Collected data
______________________________

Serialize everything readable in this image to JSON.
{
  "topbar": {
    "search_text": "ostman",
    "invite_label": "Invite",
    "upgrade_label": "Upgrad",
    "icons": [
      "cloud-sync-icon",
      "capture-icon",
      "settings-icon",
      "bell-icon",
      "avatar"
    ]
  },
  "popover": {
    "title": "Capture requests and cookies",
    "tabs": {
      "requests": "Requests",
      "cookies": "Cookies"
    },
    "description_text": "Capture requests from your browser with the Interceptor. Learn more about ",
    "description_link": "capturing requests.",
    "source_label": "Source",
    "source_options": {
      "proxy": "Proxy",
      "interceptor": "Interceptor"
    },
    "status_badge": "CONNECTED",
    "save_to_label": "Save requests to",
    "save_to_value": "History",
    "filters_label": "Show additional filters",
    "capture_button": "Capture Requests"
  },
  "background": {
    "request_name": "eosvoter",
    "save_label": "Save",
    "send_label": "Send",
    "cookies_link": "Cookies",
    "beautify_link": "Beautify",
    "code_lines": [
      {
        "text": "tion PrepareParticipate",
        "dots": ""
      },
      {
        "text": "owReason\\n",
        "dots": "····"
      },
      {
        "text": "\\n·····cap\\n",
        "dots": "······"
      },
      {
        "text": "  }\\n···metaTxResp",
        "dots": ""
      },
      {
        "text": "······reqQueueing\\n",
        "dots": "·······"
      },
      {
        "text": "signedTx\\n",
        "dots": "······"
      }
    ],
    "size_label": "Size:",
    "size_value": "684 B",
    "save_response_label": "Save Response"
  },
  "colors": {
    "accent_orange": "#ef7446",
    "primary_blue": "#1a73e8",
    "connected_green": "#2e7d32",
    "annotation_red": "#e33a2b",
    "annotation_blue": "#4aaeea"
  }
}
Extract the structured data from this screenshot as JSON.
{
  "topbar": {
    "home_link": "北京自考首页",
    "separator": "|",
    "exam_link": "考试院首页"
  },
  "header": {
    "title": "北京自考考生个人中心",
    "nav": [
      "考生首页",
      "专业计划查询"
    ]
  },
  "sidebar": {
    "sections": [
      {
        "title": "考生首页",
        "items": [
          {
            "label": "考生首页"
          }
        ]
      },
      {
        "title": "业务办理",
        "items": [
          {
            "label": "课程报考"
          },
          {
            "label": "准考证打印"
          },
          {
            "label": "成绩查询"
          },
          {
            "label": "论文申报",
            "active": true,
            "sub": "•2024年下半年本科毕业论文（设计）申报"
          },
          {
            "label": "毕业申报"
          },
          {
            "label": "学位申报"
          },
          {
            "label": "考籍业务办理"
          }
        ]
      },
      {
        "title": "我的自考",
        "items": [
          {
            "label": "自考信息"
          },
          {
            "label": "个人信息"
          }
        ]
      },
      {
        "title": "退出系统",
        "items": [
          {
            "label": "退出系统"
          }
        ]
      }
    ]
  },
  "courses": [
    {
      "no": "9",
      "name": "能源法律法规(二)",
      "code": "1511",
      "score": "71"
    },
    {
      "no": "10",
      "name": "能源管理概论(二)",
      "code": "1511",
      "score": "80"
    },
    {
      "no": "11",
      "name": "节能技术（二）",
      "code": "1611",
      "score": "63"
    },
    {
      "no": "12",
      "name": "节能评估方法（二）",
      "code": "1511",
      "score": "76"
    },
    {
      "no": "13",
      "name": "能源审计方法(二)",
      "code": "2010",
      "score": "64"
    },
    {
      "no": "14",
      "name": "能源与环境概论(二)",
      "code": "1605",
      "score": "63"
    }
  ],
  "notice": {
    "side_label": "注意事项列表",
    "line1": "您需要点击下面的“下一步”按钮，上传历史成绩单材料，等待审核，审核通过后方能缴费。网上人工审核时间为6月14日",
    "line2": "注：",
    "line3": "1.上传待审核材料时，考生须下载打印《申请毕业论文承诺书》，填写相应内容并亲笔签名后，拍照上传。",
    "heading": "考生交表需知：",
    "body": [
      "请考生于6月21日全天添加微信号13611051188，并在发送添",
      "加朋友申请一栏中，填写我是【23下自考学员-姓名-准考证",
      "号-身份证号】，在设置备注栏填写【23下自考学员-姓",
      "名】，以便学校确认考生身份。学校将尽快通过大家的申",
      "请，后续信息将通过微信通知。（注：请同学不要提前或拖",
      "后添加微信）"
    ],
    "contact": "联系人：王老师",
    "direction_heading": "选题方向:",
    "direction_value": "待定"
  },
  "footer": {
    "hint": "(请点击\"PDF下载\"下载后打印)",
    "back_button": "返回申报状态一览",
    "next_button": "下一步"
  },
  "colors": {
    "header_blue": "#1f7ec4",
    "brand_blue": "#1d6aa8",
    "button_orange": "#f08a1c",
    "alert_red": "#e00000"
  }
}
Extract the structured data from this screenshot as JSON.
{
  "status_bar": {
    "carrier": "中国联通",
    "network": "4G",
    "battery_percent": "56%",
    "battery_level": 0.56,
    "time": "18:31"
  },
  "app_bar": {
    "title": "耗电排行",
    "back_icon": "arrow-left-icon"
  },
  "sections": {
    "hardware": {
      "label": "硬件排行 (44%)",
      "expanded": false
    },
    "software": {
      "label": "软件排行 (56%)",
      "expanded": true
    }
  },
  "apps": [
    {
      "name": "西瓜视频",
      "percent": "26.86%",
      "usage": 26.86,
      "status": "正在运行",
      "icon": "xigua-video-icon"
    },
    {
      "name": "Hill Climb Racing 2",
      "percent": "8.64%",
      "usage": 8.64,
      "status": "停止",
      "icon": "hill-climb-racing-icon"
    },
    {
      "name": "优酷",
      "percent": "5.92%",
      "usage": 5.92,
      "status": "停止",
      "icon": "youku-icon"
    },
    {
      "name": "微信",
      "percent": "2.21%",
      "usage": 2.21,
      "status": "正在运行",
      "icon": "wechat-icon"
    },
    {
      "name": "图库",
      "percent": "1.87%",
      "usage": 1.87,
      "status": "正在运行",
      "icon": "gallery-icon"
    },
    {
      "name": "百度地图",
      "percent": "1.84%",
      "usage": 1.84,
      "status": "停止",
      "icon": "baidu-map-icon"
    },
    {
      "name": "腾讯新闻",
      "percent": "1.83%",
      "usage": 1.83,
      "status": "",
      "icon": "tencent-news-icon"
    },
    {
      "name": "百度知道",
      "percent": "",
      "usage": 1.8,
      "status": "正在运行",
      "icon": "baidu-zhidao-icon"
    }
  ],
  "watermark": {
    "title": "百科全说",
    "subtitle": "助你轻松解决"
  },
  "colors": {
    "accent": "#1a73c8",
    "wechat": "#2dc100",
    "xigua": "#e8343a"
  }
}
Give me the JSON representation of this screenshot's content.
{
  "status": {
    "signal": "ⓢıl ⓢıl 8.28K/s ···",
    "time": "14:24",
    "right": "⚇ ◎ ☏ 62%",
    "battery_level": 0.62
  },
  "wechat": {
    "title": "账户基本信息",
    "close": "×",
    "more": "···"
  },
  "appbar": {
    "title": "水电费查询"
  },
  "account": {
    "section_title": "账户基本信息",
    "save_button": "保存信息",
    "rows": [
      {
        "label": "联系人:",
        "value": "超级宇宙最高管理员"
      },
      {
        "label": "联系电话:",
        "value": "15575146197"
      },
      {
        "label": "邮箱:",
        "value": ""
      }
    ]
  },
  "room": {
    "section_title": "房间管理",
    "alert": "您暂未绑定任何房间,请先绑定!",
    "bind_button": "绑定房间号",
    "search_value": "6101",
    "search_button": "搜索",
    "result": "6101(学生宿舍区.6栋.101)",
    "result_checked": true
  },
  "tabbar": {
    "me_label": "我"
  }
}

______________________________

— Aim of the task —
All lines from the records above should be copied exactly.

— Output for this task —
Serialize everything readable in this image to JSON.
{
  "topbar": {
    "search_text": "ostman",
    "invite_label": "Invite",
    "upgrade_label": "Upgrad",
    "icons": [
      "cloud-sync-icon",
      "capture-icon",
      "settings-icon",
      "bell-icon",
      "avatar"
    ]
  },
  "popover": {
    "title": "Capture requests and cookies",
    "tabs": {
      "requests": "Requests",
      "cookies": "Cookies"
    },
    "description_text": "Capture requests from your browser with the Interceptor. Learn more about ",
    "description_link": "capturing requests.",
    "source_label": "Source",
    "source_options": {
      "proxy": "Proxy",
      "interceptor": "Interceptor"
    },
    "status_badge": "CONNECTED",
    "save_to_label": "Save requests to",
    "save_to_value": "History",
    "filters_label": "Show additional filters",
    "capture_button": "Capture Requests"
  },
  "background": {
    "request_name": "eosvoter",
    "save_label": "Save",
    "send_label": "Send",
    "cookies_link": "Cookies",
    "beautify_link": "Beautify",
    "code_lines": [
      {
        "text": "tion PrepareParticipate",
        "dots": ""
      },
      {
        "text": "owReason\\n",
        "dots": "····"
      },
      {
        "text": "\\n·····cap\\n",
        "dots": "······"
      },
      {
        "text": "  }\\n···metaTxResp",
        "dots": ""
      },
      {
        "text": "······reqQueueing\\n",
        "dots": "·······"
      },
      {
        "text": "signedTx\\n",
        "dots": "······"
      }
    ],
    "size_label": "Size:",
    "size_value": "684 B",
    "save_response_label": "Save Response"
  },
  "colors": {
    "accent_orange": "#ef7446",
    "primary_blue": "#1a73e8",
    "connected_green": "#2e7d32",
    "annotation_red": "#e33a2b",
    "annotation_blue": "#4aaeea"
  }
}
Extract the structured data from this screenshot as JSON.
{
  "topbar": {
    "home_link": "北京自考首页",
    "separator": "|",
    "exam_link": "考试院首页"
  },
  "header": {
    "title": "北京自考考生个人中心",
    "nav": [
      "考生首页",
      "专业计划查询"
    ]
  },
  "sidebar": {
    "sections": [
      {
        "title": "考生首页",
        "items": [
          {
            "label": "考生首页"
          }
        ]
      },
      {
        "title": "业务办理",
        "items": [
          {
            "label": "课程报考"
          },
          {
            "label": "准考证打印"
          },
          {
            "label": "成绩查询"
          },
          {
            "label": "论文申报",
            "active": true,
            "sub": "•2024年下半年本科毕业论文（设计）申报"
          },
          {
            "label": "毕业申报"
          },
          {
            "label": "学位申报"
          },
          {
            "label": "考籍业务办理"
          }
        ]
      },
      {
        "title": "我的自考",
        "items": [
          {
            "label": "自考信息"
          },
          {
            "label": "个人信息"
          }
        ]
      },
      {
        "title": "退出系统",
        "items": [
          {
            "label": "退出系统"
          }
        ]
      }
    ]
  },
  "courses": [
    {
      "no": "9",
      "name": "能源法律法规(二)",
      "code": "1511",
      "score": "71"
    },
    {
      "no": "10",
      "name": "能源管理概论(二)",
      "code": "1511",
      "score": "80"
    },
    {
      "no": "11",
      "name": "节能技术（二）",
      "code": "1611",
      "score": "63"
    },
    {
      "no": "12",
      "name": "节能评估方法（二）",
      "code": "1511",
      "score": "76"
    },
    {
      "no": "13",
      "name": "能源审计方法(二)",
      "code": "2010",
      "score": "64"
    },
    {
      "no": "14",
      "name": "能源与环境概论(二)",
      "code": "1605",
      "score": "63"
    }
  ],
  "notice": {
    "side_label": "注意事项列表",
    "line1": "您需要点击下面的“下一步”按钮，上传历史成绩单材料，等待审核，审核通过后方能缴费。网上人工审核时间为6月14日",
    "line2": "注：",
    "line3": "1.上传待审核材料时，考生须下载打印《申请毕业论文承诺书》，填写相应内容并亲笔签名后，拍照上传。",
    "heading": "考生交表需知：",
    "body": [
      "请考生于6月21日全天添加微信号13611051188，并在发送添",
      "加朋友申请一栏中，填写我是【23下自考学员-姓名-准考证",
      "号-身份证号】，在设置备注栏填写【23下自考学员-姓",
      "名】，以便学校确认考生身份。学校将尽快通过大家的申",
      "请，后续信息将通过微信通知。（注：请同学不要提前或拖",
      "后添加微信）"
    ],
    "contact": "联系人：王老师",
    "direction_heading": "选题方向:",
    "direction_value": "待定"
  },
  "footer": {
    "hint": "(请点击\"PDF下载\"下载后打印)",
    "back_button": "返回申报状态一览",
    "next_button": "下一步"
  },
  "colors": {
    "header_blue": "#1f7ec4",
    "brand_blue": "#1d6aa8",
    "button_orange": "#f08a1c",
    "alert_red": "#e00000"
  }
}
Extract the structured data from this screenshot as JSON.
{
  "status_bar": {
    "carrier": "中国联通",
    "network": "4G",
    "battery_percent": "56%",
    "battery_level": 0.56,
    "time": "18:31"
  },
  "app_bar": {
    "title": "耗电排行",
    "back_icon": "arrow-left-icon"
  },
  "sections": {
    "hardware": {
      "label": "硬件排行 (44%)",
      "expanded": false
    },
    "software": {
      "label": "软件排行 (56%)",
      "expanded": true
    }
  },
  "apps": [
    {
      "name": "西瓜视频",
      "percent": "26.86%",
      "usage": 26.86,
      "status": "正在运行",
      "icon": "xigua-video-icon"
    },
    {
      "name": "Hill Climb Racing 2",
      "percent": "8.64%",
      "usage": 8.64,
      "status": "停止",
      "icon": "hill-climb-racing-icon"
    },
    {
      "name": "优酷",
      "percent": "5.92%",
      "usage": 5.92,
      "status": "停止",
      "icon": "youku-icon"
    },
    {
      "name": "微信",
      "percent": "2.21%",
      "usage": 2.21,
      "status": "正在运行",
      "icon": "wechat-icon"
    },
    {
      "name": "图库",
      "percent": "1.87%",
      "usage": 1.87,
      "status": "正在运行",
      "icon": "gallery-icon"
    },
    {
      "name": "百度地图",
      "percent": "1.84%",
      "usage": 1.84,
      "status": "停止",
      "icon": "baidu-map-icon"
    },
    {
      "name": "腾讯新闻",
      "percent": "1.83%",
      "usage": 1.83,
      "status": "",
      "icon": "tencent-news-icon"
    },
    {
      "name": "百度知道",
      "percent": "",
      "usage": 1.8,
      "status": "正在运行",
      "icon": "baidu-zhidao-icon"
    }
  ],
  "watermark": {
    "title": "百科全说",
    "subtitle": "助你轻松解决"
  },
  "colors": {
    "accent": "#1a73c8",
    "wechat": "#2dc100",
    "xigua": "#e8343a"
  }
}
Give me the JSON representation of this screenshot's content.
{
  "status": {
    "signal": "ⓢıl ⓢıl 8.28K/s ···",
    "time": "14:24",
    "right": "⚇ ◎ ☏ 62%",
    "battery_level": 0.62
  },
  "wechat": {
    "title": "账户基本信息",
    "close": "×",
    "more": "···"
  },
  "appbar": {
    "title": "水电费查询"
  },
  "account": {
    "section_title": "账户基本信息",
    "save_button": "保存信息",
    "rows": [
      {
        "label": "联系人:",
        "value": "超级宇宙最高管理员"
      },
      {
        "label": "联系电话:",
        "value": "15575146197"
      },
      {
        "label": "邮箱:",
        "value": ""
      }
    ]
  },
  "room": {
    "section_title": "房间管理",
    "alert": "您暂未绑定任何房间,请先绑定!",
    "bind_button": "绑定房间号",
    "search_value": "6101",
    "search_button": "搜索",
    "result": "6101(学生宿舍区.6栋.101)",
    "result_checked": true
  },
  "tabbar": {
    "me_label": "我"
  }
}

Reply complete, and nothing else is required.